The problem - When a line in the records includes the string "package", it goes into the tally; report that tally alone.

Exercise data -
————————

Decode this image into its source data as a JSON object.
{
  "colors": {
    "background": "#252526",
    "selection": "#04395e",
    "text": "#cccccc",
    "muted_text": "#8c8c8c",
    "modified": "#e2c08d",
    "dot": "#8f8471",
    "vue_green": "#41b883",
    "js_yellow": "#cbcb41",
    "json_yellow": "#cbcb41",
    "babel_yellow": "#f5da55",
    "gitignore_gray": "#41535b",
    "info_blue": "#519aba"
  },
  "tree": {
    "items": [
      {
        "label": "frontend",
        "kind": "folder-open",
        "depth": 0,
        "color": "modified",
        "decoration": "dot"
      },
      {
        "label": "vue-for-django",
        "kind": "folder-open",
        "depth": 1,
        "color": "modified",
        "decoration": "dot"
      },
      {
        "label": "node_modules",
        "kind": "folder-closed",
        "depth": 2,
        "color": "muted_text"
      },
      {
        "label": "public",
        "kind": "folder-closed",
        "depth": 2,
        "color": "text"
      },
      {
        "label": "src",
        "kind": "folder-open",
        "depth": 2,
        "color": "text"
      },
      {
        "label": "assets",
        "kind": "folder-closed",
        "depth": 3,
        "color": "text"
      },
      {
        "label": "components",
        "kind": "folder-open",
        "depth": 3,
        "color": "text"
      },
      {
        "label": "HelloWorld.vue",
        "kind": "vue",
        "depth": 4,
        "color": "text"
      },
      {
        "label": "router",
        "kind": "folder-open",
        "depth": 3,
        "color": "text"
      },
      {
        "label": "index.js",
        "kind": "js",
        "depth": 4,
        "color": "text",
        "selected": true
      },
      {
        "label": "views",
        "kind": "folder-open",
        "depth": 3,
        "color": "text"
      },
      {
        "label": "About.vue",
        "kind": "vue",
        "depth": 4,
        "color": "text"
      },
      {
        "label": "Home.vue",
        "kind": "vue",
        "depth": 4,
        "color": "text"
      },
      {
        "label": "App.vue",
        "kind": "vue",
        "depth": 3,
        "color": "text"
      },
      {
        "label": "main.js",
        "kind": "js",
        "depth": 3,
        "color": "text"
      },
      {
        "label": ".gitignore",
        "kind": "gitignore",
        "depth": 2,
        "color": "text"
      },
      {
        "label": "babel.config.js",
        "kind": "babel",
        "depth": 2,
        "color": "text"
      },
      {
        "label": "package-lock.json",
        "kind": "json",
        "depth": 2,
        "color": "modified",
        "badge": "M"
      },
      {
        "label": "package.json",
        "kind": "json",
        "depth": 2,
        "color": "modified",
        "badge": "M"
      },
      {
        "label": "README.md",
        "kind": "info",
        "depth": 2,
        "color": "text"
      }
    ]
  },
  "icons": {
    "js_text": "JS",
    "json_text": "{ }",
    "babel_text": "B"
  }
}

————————

Answer to the exercise - 2